- **Your objective**
What follows is a set of records. Copy them exactly and leave out the images.

·····

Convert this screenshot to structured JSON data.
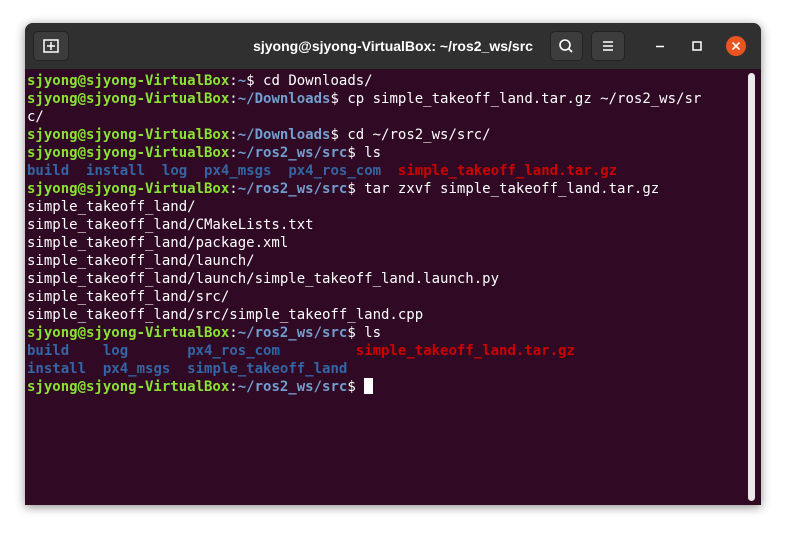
{
  "window": {
    "title": "sjyong@sjyong-VirtualBox: ~/ros2_ws/src",
    "buttons": {
      "new_tab_icon": "new-tab-icon",
      "search_icon": "search-icon",
      "menu_icon": "hamburger-menu-icon",
      "minimize_icon": "minimize-icon",
      "maximize_icon": "maximize-icon",
      "close_icon": "close-icon"
    },
    "colors": {
      "close_accent": "#e95420",
      "titlebar": "#303030",
      "terminal_bg": "#300a24"
    }
  },
  "terminal": {
    "colors": {
      "prompt_user": "#8ae234",
      "prompt_path": "#729fcf",
      "directory": "#3465a4",
      "archive": "#cc0000",
      "text": "#ffffff"
    },
    "lines": [
      {
        "user": "sjyong@sjyong-VirtualBox",
        "colon": ":",
        "path": "~",
        "sigil": "$",
        "cmd": " cd Downloads/"
      },
      {
        "user": "sjyong@sjyong-VirtualBox",
        "colon": ":",
        "path": "~/Downloads",
        "sigil": "$",
        "cmd": " cp simple_takeoff_land.tar.gz ~/ros2_ws/sr"
      },
      {
        "text": "c/"
      },
      {
        "user": "sjyong@sjyong-VirtualBox",
        "colon": ":",
        "path": "~/Downloads",
        "sigil": "$",
        "cmd": " cd ~/ros2_ws/src/"
      },
      {
        "user": "sjyong@sjyong-VirtualBox",
        "colon": ":",
        "path": "~/ros2_ws/src",
        "sigil": "$",
        "cmd": " ls"
      },
      {
        "ls": [
          {
            "name": "build",
            "kind": "dir"
          },
          {
            "name": "install",
            "kind": "dir"
          },
          {
            "name": "log",
            "kind": "dir"
          },
          {
            "name": "px4_msgs",
            "kind": "dir"
          },
          {
            "name": "px4_ros_com",
            "kind": "dir"
          },
          {
            "name": "simple_takeoff_land.tar.gz",
            "kind": "arc"
          }
        ]
      },
      {
        "user": "sjyong@sjyong-VirtualBox",
        "colon": ":",
        "path": "~/ros2_ws/src",
        "sigil": "$",
        "cmd": " tar zxvf simple_takeoff_land.tar.gz"
      },
      {
        "text": "simple_takeoff_land/"
      },
      {
        "text": "simple_takeoff_land/CMakeLists.txt"
      },
      {
        "text": "simple_takeoff_land/package.xml"
      },
      {
        "text": "simple_takeoff_land/launch/"
      },
      {
        "text": "simple_takeoff_land/launch/simple_takeoff_land.launch.py"
      },
      {
        "text": "simple_takeoff_land/src/"
      },
      {
        "text": "simple_takeoff_land/src/simple_takeoff_land.cpp"
      },
      {
        "user": "sjyong@sjyong-VirtualBox",
        "colon": ":",
        "path": "~/ros2_ws/src",
        "sigil": "$",
        "cmd": " ls"
      },
      {
        "ls": [
          {
            "name": "build",
            "kind": "dir"
          },
          {
            "name": "log",
            "kind": "dir"
          },
          {
            "name": "px4_ros_com",
            "kind": "dir"
          },
          {
            "name": "simple_takeoff_land.tar.gz",
            "kind": "arc"
          }
        ]
      },
      {
        "ls": [
          {
            "name": "install",
            "kind": "dir"
          },
          {
            "name": "px4_msgs",
            "kind": "dir"
          },
          {
            "name": "simple_takeoff_land",
            "kind": "dir"
          }
        ]
      },
      {
        "user": "sjyong@sjyong-VirtualBox",
        "colon": ":",
        "path": "~/ros2_ws/src",
        "sigil": "$",
        "cmd": " ",
        "cursor": true
      }
    ]
  }
}
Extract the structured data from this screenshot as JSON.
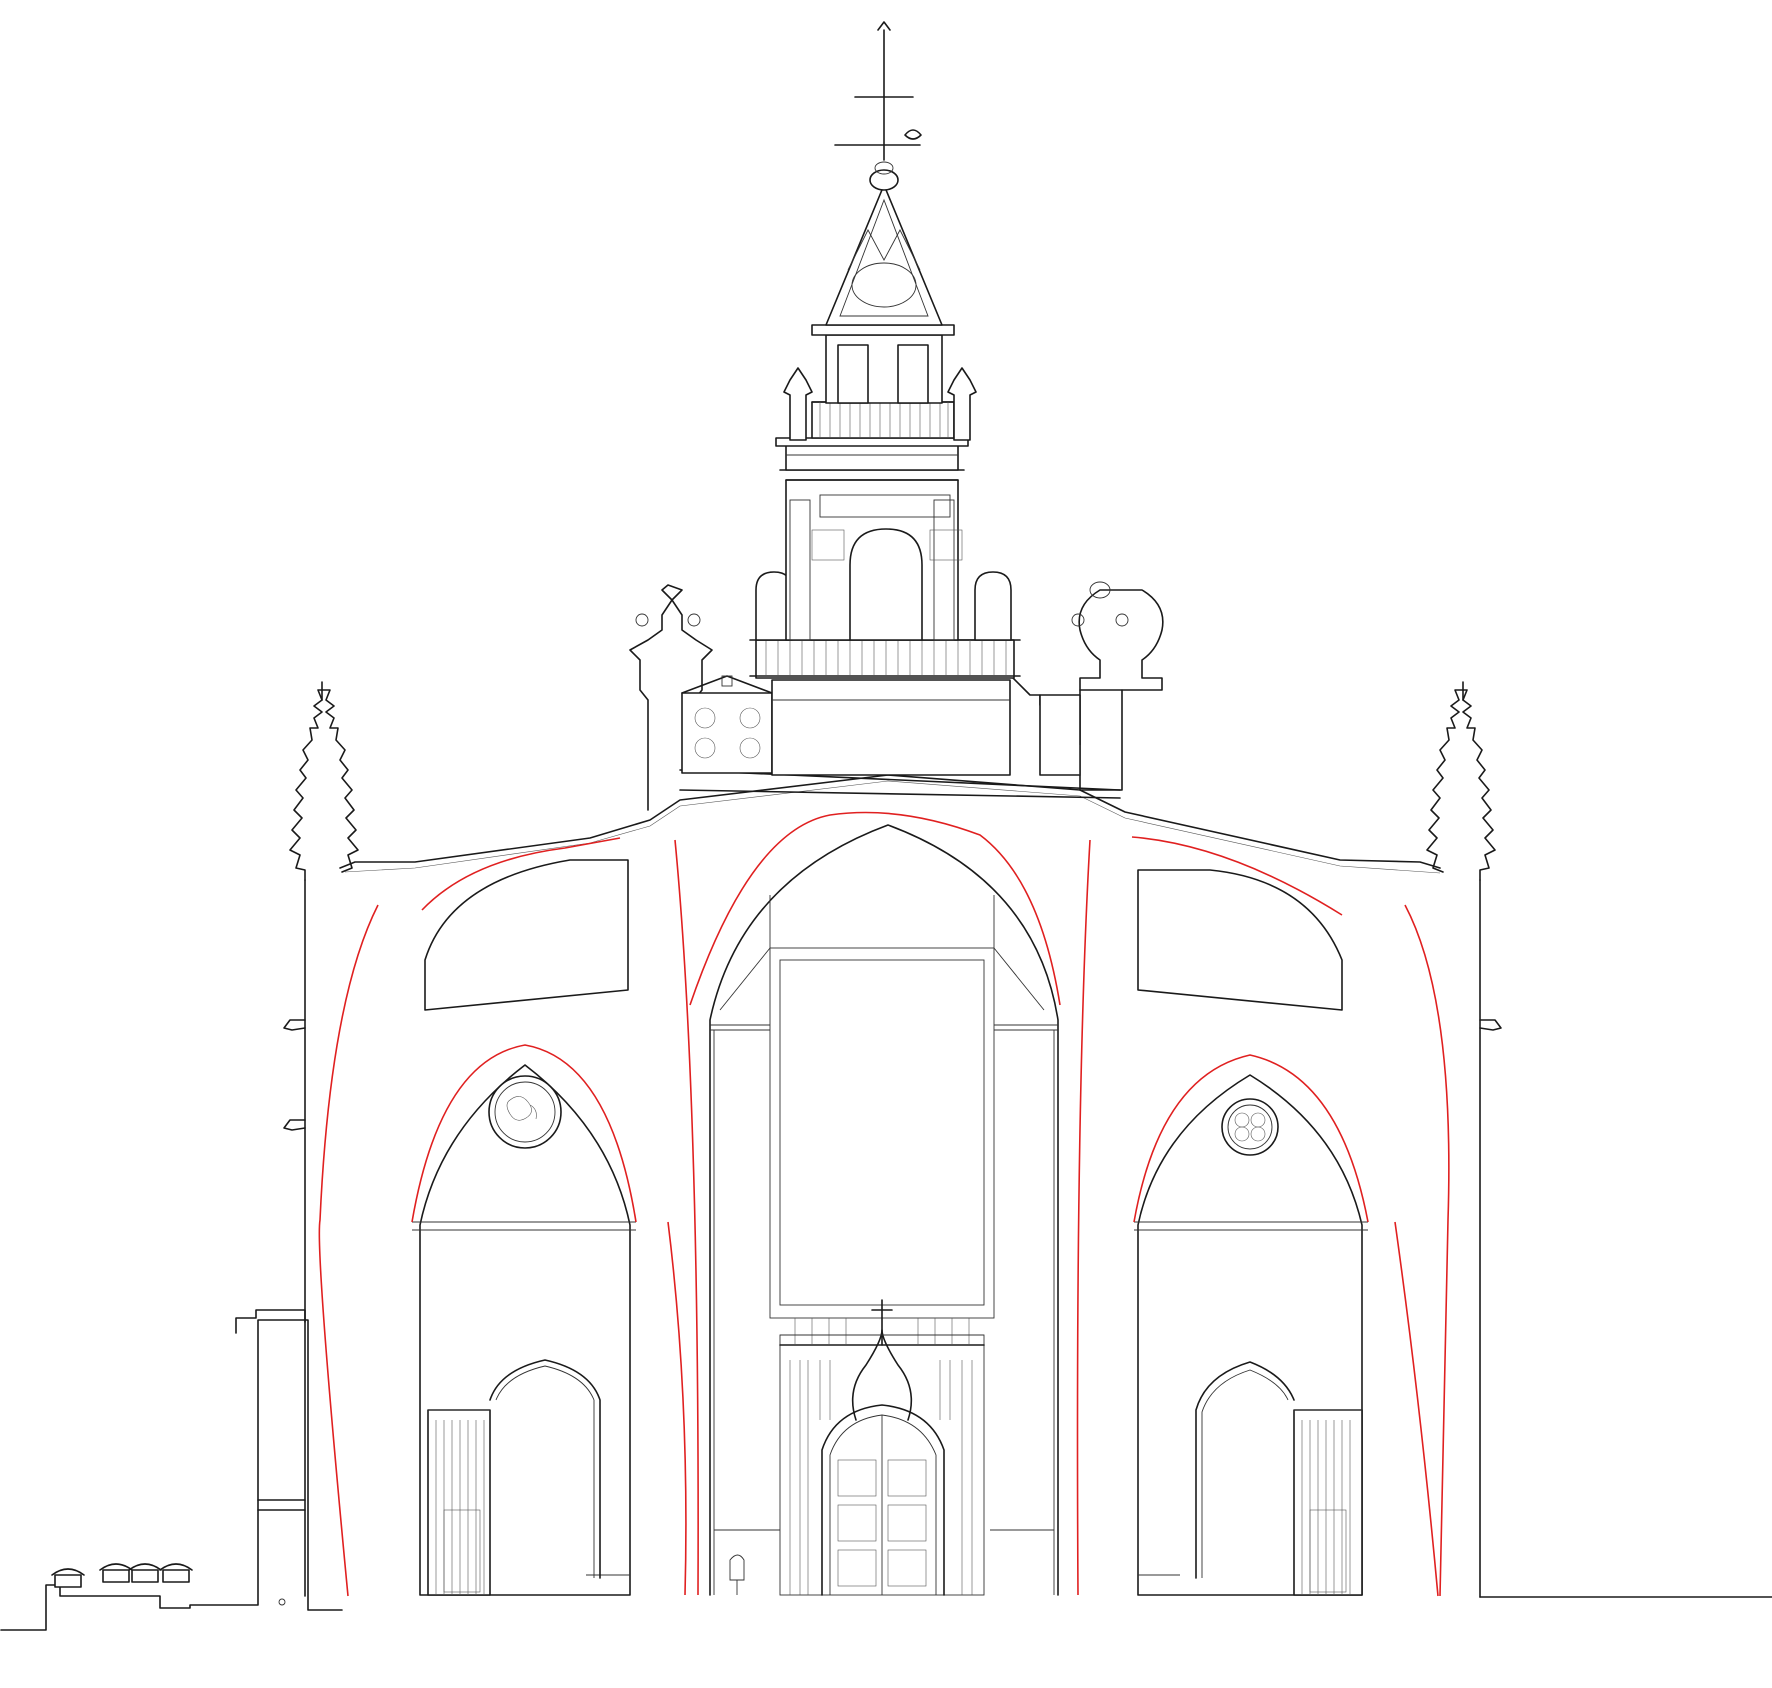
{
  "drawing": {
    "kind": "architectural section elevation",
    "background_color": "#ffffff",
    "line_color": "#1a1a1a",
    "annotation_line_color": "#e02020",
    "visible_text": []
  },
  "elements": {
    "bell_tower": "bell-tower",
    "weathervane": "weathervane-cross",
    "nave_arch": "central-nave-arch",
    "side_arches": [
      "left-aisle-arch",
      "right-aisle-arch"
    ],
    "main_portal": "main-portal-door",
    "side_portals": [
      "left-side-portal",
      "right-side-portal"
    ],
    "rose_windows": [
      "left-rose-window",
      "right-rose-window"
    ],
    "pinnacles": [
      "left-pinnacle",
      "right-pinnacle"
    ],
    "vault_curves": "red-vault-profile-lines"
  }
}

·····

- **Task response**
Convert this screenshot to structured JSON data.
{
  "window": {
    "title": "sjyong@sjyong-VirtualBox: ~/ros2_ws/src",
    "buttons": {
      "new_tab_icon": "new-tab-icon",
      "search_icon": "search-icon",
      "menu_icon": "hamburger-menu-icon",
      "minimize_icon": "minimize-icon",
      "maximize_icon": "maximize-icon",
      "close_icon": "close-icon"
    },
    "colors": {
      "close_accent": "#e95420",
      "titlebar": "#303030",
      "terminal_bg": "#300a24"
    }
  },
  "terminal": {
    "colors": {
      "prompt_user": "#8ae234",
      "prompt_path": "#729fcf",
      "directory": "#3465a4",
      "archive": "#cc0000",
      "text": "#ffffff"
    },
    "lines": [
      {
        "user": "sjyong@sjyong-VirtualBox",
        "colon": ":",
        "path": "~",
        "sigil": "$",
        "cmd": " cd Downloads/"
      },
      {
        "user": "sjyong@sjyong-VirtualBox",
        "colon": ":",
        "path": "~/Downloads",
        "sigil": "$",
        "cmd": " cp simple_takeoff_land.tar.gz ~/ros2_ws/sr"
      },
      {
        "text": "c/"
      },
      {
        "user": "sjyong@sjyong-VirtualBox",
        "colon": ":",
        "path": "~/Downloads",
        "sigil": "$",
        "cmd": " cd ~/ros2_ws/src/"
      },
      {
        "user": "sjyong@sjyong-VirtualBox",
        "colon": ":",
        "path": "~/ros2_ws/src",
        "sigil": "$",
        "cmd": " ls"
      },
      {
        "ls": [
          {
            "name": "build",
            "kind": "dir"
          },
          {
            "name": "install",
            "kind": "dir"
          },
          {
            "name": "log",
            "kind": "dir"
          },
          {
            "name": "px4_msgs",
            "kind": "dir"
          },
          {
            "name": "px4_ros_com",
            "kind": "dir"
          },
          {
            "name": "simple_takeoff_land.tar.gz",
            "kind": "arc"
          }
        ]
      },
      {
        "user": "sjyong@sjyong-VirtualBox",
        "colon": ":",
        "path": "~/ros2_ws/src",
        "sigil": "$",
        "cmd": " tar zxvf simple_takeoff_land.tar.gz"
      },
      {
        "text": "simple_takeoff_land/"
      },
      {
        "text": "simple_takeoff_land/CMakeLists.txt"
      },
      {
        "text": "simple_takeoff_land/package.xml"
      },
      {
        "text": "simple_takeoff_land/launch/"
      },
      {
        "text": "simple_takeoff_land/launch/simple_takeoff_land.launch.py"
      },
      {
        "text": "simple_takeoff_land/src/"
      },
      {
        "text": "simple_takeoff_land/src/simple_takeoff_land.cpp"
      },
      {
        "user": "sjyong@sjyong-VirtualBox",
        "colon": ":",
        "path": "~/ros2_ws/src",
        "sigil": "$",
        "cmd": " ls"
      },
      {
        "ls": [
          {
            "name": "build",
            "kind": "dir"
          },
          {
            "name": "log",
            "kind": "dir"
          },
          {
            "name": "px4_ros_com",
            "kind": "dir"
          },
          {
            "name": "simple_takeoff_land.tar.gz",
            "kind": "arc"
          }
        ]
      },
      {
        "ls": [
          {
            "name": "install",
            "kind": "dir"
          },
          {
            "name": "px4_msgs",
            "kind": "dir"
          },
          {
            "name": "simple_takeoff_land",
            "kind": "dir"
          }
        ]
      },
      {
        "user": "sjyong@sjyong-VirtualBox",
        "colon": ":",
        "path": "~/ros2_ws/src",
        "sigil": "$",
        "cmd": " ",
        "cursor": true
      }
    ]
  }
}
Extract the structured data from this screenshot as JSON.
{
  "drawing": {
    "kind": "architectural section elevation",
    "background_color": "#ffffff",
    "line_color": "#1a1a1a",
    "annotation_line_color": "#e02020",
    "visible_text": []
  },
  "elements": {
    "bell_tower": "bell-tower",
    "weathervane": "weathervane-cross",
    "nave_arch": "central-nave-arch",
    "side_arches": [
      "left-aisle-arch",
      "right-aisle-arch"
    ],
    "main_portal": "main-portal-door",
    "side_portals": [
      "left-side-portal",
      "right-side-portal"
    ],
    "rose_windows": [
      "left-rose-window",
      "right-rose-window"
    ],
    "pinnacles": [
      "left-pinnacle",
      "right-pinnacle"
    ],
    "vault_curves": "red-vault-profile-lines"
  }
}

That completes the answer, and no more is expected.